Alternative or independently made music is great on vinyl. Finding artists has never been easier to do. One of the best things about streaming is access has expanded around the world.

Because of this global reach more artists new and classic are making music using a wider variety of styles. The new Santana record, Africa Speaks, adds African rhythms to his salsa/jazz/rock combo.

Funny how new inventions make us wonder how we ever lived without them. As a person who remembers life without the internet I can attest to the fact you cannot miss what does not yet exist.

Most of us cannot live without our devices. It’s a creature comfort to know we can still rely on our past methods of playback.

Whatever new technology may lay on the horizon we should keep our love of music alive.

For the love of music keep listening whether you stream, collect vinyl or do both. I recognize it’s just a matter of preference for some. May music always be in the air for everyone. I will do a little bit of both.

More blogs to come!
Thank you for reading.

One thought on “To Stream Or Not To Stream

  1. So as you know I do have a turntable now and have rebought some records and still have some old ones. I do stream so I can listen to music when I commute. I am drawn more to the LP again because that was how I first appreciated music. I still have CDs as backup I case my files on my computer disappear. My appreciation for my bands, The Dead, Queen and Beatles are more enjoyable in LP.

    Like

Leave a Reply

Fill in your details below or click an icon to log in:

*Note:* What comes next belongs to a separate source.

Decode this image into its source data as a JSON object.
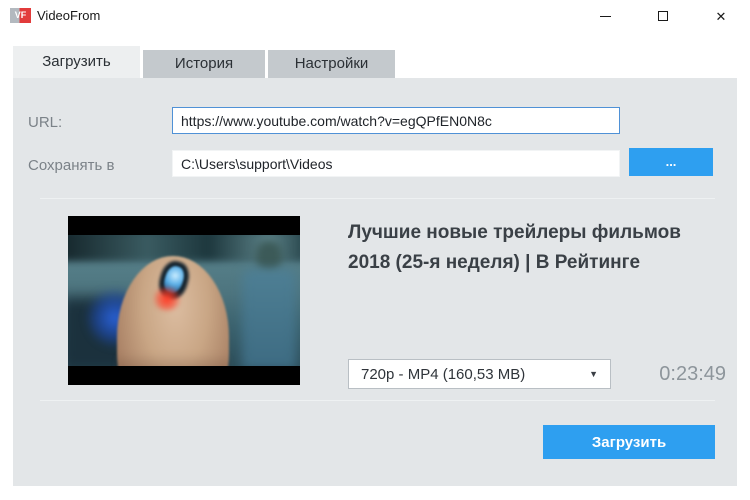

WordPress.com Logo

You are commenting using your WordPress.com account. Log Out /  Change )

Google photo

You are commenting using your Google account. Log Out /  Change )

Twitter picture

You are commenting using your Twitter account. Log Out /  Change )

Facebook photo

You are commenting using your Facebook account. Log Out /  Change )

Connecting to %s

This site uses Akismet to reduce spam. Learn how your comment data is processed.